Study material:

=== Begin Enclosure ===

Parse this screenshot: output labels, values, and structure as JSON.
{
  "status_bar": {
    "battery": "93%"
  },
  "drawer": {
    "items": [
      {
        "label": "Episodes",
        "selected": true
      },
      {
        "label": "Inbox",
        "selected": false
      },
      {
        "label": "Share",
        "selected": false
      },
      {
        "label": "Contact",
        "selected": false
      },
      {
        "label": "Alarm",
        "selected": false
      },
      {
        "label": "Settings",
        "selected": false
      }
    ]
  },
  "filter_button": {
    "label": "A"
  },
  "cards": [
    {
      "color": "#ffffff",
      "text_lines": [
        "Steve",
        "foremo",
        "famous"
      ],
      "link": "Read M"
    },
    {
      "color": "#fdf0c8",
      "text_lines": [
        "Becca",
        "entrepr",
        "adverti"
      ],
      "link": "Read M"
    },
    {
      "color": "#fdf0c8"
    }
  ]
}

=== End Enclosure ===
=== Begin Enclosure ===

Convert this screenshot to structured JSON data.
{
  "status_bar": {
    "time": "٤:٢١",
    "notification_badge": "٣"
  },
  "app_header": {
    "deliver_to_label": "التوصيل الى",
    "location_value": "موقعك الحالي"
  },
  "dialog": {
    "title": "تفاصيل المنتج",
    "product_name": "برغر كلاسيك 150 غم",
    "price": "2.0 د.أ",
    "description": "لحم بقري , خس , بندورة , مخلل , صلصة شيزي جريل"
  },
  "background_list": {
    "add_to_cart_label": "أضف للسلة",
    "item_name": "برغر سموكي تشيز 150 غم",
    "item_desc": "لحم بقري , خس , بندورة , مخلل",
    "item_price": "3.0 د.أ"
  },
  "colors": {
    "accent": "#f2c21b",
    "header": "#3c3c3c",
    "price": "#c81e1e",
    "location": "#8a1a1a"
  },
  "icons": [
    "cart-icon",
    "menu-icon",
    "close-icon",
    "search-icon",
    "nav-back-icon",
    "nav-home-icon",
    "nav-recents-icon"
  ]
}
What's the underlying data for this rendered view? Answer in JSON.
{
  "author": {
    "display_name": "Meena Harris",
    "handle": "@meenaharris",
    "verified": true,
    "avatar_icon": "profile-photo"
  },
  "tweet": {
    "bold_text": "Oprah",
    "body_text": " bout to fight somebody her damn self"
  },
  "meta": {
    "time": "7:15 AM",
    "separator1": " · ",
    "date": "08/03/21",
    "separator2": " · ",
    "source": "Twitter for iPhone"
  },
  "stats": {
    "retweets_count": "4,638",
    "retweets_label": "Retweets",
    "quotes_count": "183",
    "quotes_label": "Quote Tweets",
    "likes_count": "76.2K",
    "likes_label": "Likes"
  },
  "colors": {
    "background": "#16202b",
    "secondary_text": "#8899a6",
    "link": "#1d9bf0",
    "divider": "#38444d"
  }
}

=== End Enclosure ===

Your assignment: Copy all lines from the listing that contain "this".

Result below:
Parse this screenshot: output labels, values, and structure as JSON.
Convert this screenshot to structured JSON data.
What's the underlying data for this rendered view? Answer in JSON.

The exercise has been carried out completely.